[Home]  [How to Order]  [FAQs]  [Guide to Family History Research]


Goodspeed Example

This is a sample biographical sketch to show you what the publishing company included.

Click here to return to the list of Goodspeed reprints on CD.

From _History of Laclede, Camden, Dallas, Webster, Wright, Texas, Pulaski, Phelps and Dent Counties, Missouri_ (Chicago: Goodspeed Publishing Company, 1889) pp. 1124-1125:
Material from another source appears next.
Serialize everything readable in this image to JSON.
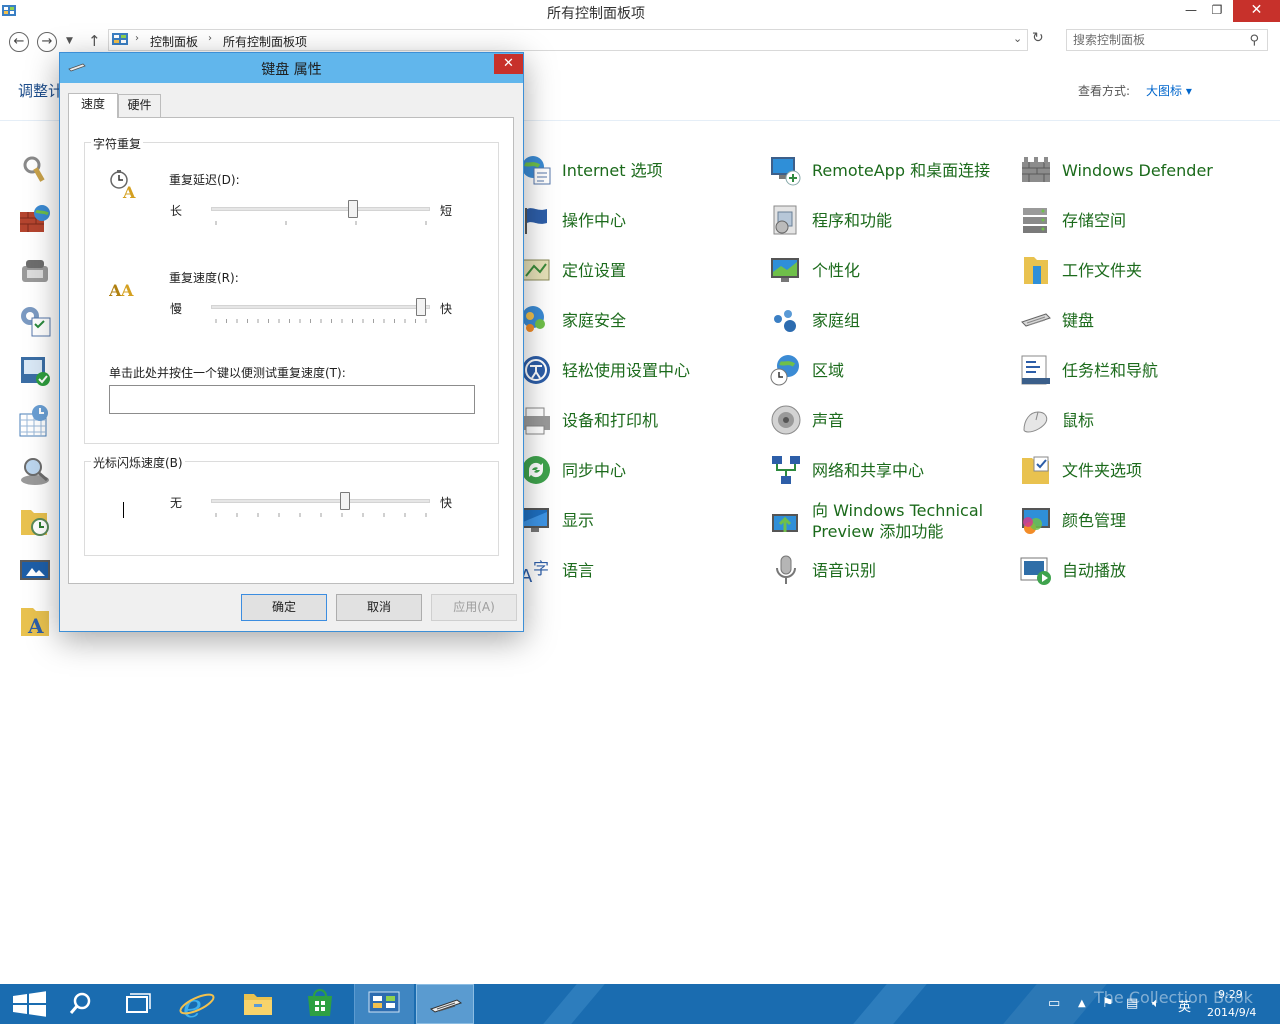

Tyre M. Lingo. Among the men of Texas County, Mo., who have attained the highest round in the ladder of success, owing to his earnest endeavor and persistent effort, may be mentioned Mr. Lingo, who is a successful attorney at law, farmer and stock man, and a son of James and Jane (Thompson) Lingo, who were born in Virginia in 1777, and Campbell County, Ky., in 1787, respectively. James Lingo was reared chiefly in his native State, but after attaining manhood went to Kentucky, where he met and married Miss Thompson, and when Daniel Boone moved from that State westward, they came in the same company, and located in St. Louis County, Mo., and in 1824 took up their abode in Madison County, Ill., where the father died in 1834, his wife dying in Jefferson County of that State in 1844. He was a Whig in politics and the only official position he ever held was that of magistrate. He and wife were members of the Presbyterian Church and became the parents of nine children. The paternal grandfather was an Englishman by birth, and on coming to America espoused the cause of the colonists in the Revolutionary War, being killed in battle. Tyre M. Lingo, whose name heads this sketch, is the fourth child born to his parents, his birth occurring in St. Louis County, Mo., August 20, 1821. Owing to the primitive condition of the schools in his boyhood days, his early educational advantages were limited, but by devoted application to his books, and without the aid of anyone, he has become one of the best-informed men of the county. At the age of seventeen, he began hiring out by the month, driving an ox team to Missouri, but was married in Illinois, September 12, 1847, to Miss Martha C. Anderson, who was born in Illinois February 24, 1832, and by her became the father of twelve children: Liza J., Miram, Mary E., Laura, Benajah A., William E., George M., Alice, Berry A., Lewis E., James R., and Charles F. In 1852 he took up his abode in Osage County, Mo., where he fed cattle for Silas Brickey, and during this time trouble arose between Brickey and one of his renters, and as there was only one lawyer in reach, Mr. Lingo was called upon to defend his employer. Although he had never looked into a law book, he gained the case, which success secured for him some notoriety, as his opponent was an able lawyer, and on his second case, he was pitted against two lawyers, and also came off victorious. From that time on his services were often required in legal difficulties, and when the Missouri Pacific Railroad was being built, he was employed as attorney for the road, being also appointed overseer of the same. He then ran a wagon shop for six months, and practiced law for about one and a half years in Osage County, and in 1857 moved to Texas County, where he has since made his home, and where he was admitted to the bar in 1859, by P.H. Edwards. He served for a short time in the United States army during the late war, and the returned home and re-engaged in farming, and has also been occupied in practicing his profession. He at one time owned 1,800 acres of land, but has given to his children until he now only owns 400 acres, with about 160 acres under cultivation. He is a man of fine constitution, and gives promise of spending many more years of usefulness in Texas County.

[If these are your folks, contact Desmond Walls Allen: desmond@ArkansasResearch.com]  

Contact us: Arkansas Research, Inc., PO Box 303, Conway, AR 72033 Voice: 646/470-1120 E-mail: desmondwallsallen(at)gmail.com

Send mail to desmondwallsallen(at)gmail.com with questions or comments about this web site.
Privacy Statement. Copyright 2018 Arkansas Research, Inc., Last modified: 03/22/18